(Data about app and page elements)
####################
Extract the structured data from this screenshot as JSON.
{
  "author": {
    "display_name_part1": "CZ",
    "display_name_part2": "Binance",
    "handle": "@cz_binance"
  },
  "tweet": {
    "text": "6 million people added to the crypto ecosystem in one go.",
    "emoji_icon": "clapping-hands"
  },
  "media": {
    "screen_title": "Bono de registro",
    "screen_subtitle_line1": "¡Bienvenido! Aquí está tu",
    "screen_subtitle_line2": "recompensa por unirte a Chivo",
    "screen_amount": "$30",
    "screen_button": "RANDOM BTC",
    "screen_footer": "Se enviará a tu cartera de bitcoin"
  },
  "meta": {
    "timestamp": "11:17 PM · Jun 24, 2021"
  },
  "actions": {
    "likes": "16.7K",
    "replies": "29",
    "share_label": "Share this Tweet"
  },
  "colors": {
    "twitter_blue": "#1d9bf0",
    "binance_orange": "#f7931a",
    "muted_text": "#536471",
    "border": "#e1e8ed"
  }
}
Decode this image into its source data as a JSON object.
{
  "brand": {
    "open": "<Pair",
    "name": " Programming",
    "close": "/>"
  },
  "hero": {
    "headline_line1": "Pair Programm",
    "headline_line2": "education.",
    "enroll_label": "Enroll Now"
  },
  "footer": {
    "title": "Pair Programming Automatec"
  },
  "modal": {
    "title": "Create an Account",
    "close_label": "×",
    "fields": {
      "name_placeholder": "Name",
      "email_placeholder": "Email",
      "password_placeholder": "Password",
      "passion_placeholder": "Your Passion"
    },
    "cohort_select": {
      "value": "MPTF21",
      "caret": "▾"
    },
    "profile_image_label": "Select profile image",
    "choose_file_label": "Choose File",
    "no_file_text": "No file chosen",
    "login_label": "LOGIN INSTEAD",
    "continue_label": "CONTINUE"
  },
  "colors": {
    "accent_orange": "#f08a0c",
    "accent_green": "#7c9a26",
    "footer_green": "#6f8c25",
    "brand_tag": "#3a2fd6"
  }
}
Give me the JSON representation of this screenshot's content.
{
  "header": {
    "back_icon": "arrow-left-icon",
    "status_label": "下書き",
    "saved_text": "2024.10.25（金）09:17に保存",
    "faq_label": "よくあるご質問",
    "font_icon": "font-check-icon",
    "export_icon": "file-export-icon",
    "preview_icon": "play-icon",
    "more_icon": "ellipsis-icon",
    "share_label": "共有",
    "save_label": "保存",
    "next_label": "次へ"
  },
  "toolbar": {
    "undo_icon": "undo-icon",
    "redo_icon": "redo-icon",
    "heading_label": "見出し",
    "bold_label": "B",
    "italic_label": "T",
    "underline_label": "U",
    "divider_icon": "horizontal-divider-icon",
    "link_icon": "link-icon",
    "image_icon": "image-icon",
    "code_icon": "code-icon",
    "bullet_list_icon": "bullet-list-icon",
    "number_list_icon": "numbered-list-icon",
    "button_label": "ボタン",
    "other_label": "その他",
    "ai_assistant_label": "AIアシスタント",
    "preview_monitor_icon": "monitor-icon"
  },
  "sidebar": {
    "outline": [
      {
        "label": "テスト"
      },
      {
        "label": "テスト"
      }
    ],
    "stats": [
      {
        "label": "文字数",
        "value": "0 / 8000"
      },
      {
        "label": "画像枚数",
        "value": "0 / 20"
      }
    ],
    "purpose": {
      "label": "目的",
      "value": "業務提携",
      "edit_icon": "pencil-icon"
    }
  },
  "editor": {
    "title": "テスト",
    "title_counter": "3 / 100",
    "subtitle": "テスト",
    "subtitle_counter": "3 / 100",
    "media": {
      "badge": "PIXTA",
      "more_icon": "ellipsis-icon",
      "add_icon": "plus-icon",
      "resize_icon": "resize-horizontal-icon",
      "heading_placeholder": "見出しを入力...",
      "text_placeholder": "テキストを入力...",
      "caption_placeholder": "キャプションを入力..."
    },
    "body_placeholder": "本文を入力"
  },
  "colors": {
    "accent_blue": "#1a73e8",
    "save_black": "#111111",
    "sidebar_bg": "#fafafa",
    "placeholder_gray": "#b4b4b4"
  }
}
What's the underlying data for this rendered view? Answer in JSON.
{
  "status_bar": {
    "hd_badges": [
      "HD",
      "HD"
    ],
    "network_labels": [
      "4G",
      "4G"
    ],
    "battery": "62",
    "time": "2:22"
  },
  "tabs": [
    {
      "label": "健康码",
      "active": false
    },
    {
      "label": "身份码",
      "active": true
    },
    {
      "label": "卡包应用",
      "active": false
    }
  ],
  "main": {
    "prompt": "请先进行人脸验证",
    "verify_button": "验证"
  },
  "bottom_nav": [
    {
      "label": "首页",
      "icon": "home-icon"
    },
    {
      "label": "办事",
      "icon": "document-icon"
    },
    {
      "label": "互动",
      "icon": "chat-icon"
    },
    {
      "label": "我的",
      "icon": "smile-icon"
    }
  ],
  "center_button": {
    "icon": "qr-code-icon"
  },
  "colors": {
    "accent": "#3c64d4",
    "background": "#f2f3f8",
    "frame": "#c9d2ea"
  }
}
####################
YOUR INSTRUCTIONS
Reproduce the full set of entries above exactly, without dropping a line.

ANSWER BELOW
Extract the structured data from this screenshot as JSON.
{
  "author": {
    "display_name_part1": "CZ",
    "display_name_part2": "Binance",
    "handle": "@cz_binance"
  },
  "tweet": {
    "text": "6 million people added to the crypto ecosystem in one go.",
    "emoji_icon": "clapping-hands"
  },
  "media": {
    "screen_title": "Bono de registro",
    "screen_subtitle_line1": "¡Bienvenido! Aquí está tu",
    "screen_subtitle_line2": "recompensa por unirte a Chivo",
    "screen_amount": "$30",
    "screen_button": "RANDOM BTC",
    "screen_footer": "Se enviará a tu cartera de bitcoin"
  },
  "meta": {
    "timestamp": "11:17 PM · Jun 24, 2021"
  },
  "actions": {
    "likes": "16.7K",
    "replies": "29",
    "share_label": "Share this Tweet"
  },
  "colors": {
    "twitter_blue": "#1d9bf0",
    "binance_orange": "#f7931a",
    "muted_text": "#536471",
    "border": "#e1e8ed"
  }
}
Decode this image into its source data as a JSON object.
{
  "brand": {
    "open": "<Pair",
    "name": " Programming",
    "close": "/>"
  },
  "hero": {
    "headline_line1": "Pair Programm",
    "headline_line2": "education.",
    "enroll_label": "Enroll Now"
  },
  "footer": {
    "title": "Pair Programming Automatec"
  },
  "modal": {
    "title": "Create an Account",
    "close_label": "×",
    "fields": {
      "name_placeholder": "Name",
      "email_placeholder": "Email",
      "password_placeholder": "Password",
      "passion_placeholder": "Your Passion"
    },
    "cohort_select": {
      "value": "MPTF21",
      "caret": "▾"
    },
    "profile_image_label": "Select profile image",
    "choose_file_label": "Choose File",
    "no_file_text": "No file chosen",
    "login_label": "LOGIN INSTEAD",
    "continue_label": "CONTINUE"
  },
  "colors": {
    "accent_orange": "#f08a0c",
    "accent_green": "#7c9a26",
    "footer_green": "#6f8c25",
    "brand_tag": "#3a2fd6"
  }
}
Give me the JSON representation of this screenshot's content.
{
  "header": {
    "back_icon": "arrow-left-icon",
    "status_label": "下書き",
    "saved_text": "2024.10.25（金）09:17に保存",
    "faq_label": "よくあるご質問",
    "font_icon": "font-check-icon",
    "export_icon": "file-export-icon",
    "preview_icon": "play-icon",
    "more_icon": "ellipsis-icon",
    "share_label": "共有",
    "save_label": "保存",
    "next_label": "次へ"
  },
  "toolbar": {
    "undo_icon": "undo-icon",
    "redo_icon": "redo-icon",
    "heading_label": "見出し",
    "bold_label": "B",
    "italic_label": "T",
    "underline_label": "U",
    "divider_icon": "horizontal-divider-icon",
    "link_icon": "link-icon",
    "image_icon": "image-icon",
    "code_icon": "code-icon",
    "bullet_list_icon": "bullet-list-icon",
    "number_list_icon": "numbered-list-icon",
    "button_label": "ボタン",
    "other_label": "その他",
    "ai_assistant_label": "AIアシスタント",
    "preview_monitor_icon": "monitor-icon"
  },
  "sidebar": {
    "outline": [
      {
        "label": "テスト"
      },
      {
        "label": "テスト"
      }
    ],
    "stats": [
      {
        "label": "文字数",
        "value": "0 / 8000"
      },
      {
        "label": "画像枚数",
        "value": "0 / 20"
      }
    ],
    "purpose": {
      "label": "目的",
      "value": "業務提携",
      "edit_icon": "pencil-icon"
    }
  },
  "editor": {
    "title": "テスト",
    "title_counter": "3 / 100",
    "subtitle": "テスト",
    "subtitle_counter": "3 / 100",
    "media": {
      "badge": "PIXTA",
      "more_icon": "ellipsis-icon",
      "add_icon": "plus-icon",
      "resize_icon": "resize-horizontal-icon",
      "heading_placeholder": "見出しを入力...",
      "text_placeholder": "テキストを入力...",
      "caption_placeholder": "キャプションを入力..."
    },
    "body_placeholder": "本文を入力"
  },
  "colors": {
    "accent_blue": "#1a73e8",
    "save_black": "#111111",
    "sidebar_bg": "#fafafa",
    "placeholder_gray": "#b4b4b4"
  }
}
What's the underlying data for this rendered view? Answer in JSON.
{
  "status_bar": {
    "hd_badges": [
      "HD",
      "HD"
    ],
    "network_labels": [
      "4G",
      "4G"
    ],
    "battery": "62",
    "time": "2:22"
  },
  "tabs": [
    {
      "label": "健康码",
      "active": false
    },
    {
      "label": "身份码",
      "active": true
    },
    {
      "label": "卡包应用",
      "active": false
    }
  ],
  "main": {
    "prompt": "请先进行人脸验证",
    "verify_button": "验证"
  },
  "bottom_nav": [
    {
      "label": "首页",
      "icon": "home-icon"
    },
    {
      "label": "办事",
      "icon": "document-icon"
    },
    {
      "label": "互动",
      "icon": "chat-icon"
    },
    {
      "label": "我的",
      "icon": "smile-icon"
    }
  ],
  "center_button": {
    "icon": "qr-code-icon"
  },
  "colors": {
    "accent": "#3c64d4",
    "background": "#f2f3f8",
    "frame": "#c9d2ea"
  }
}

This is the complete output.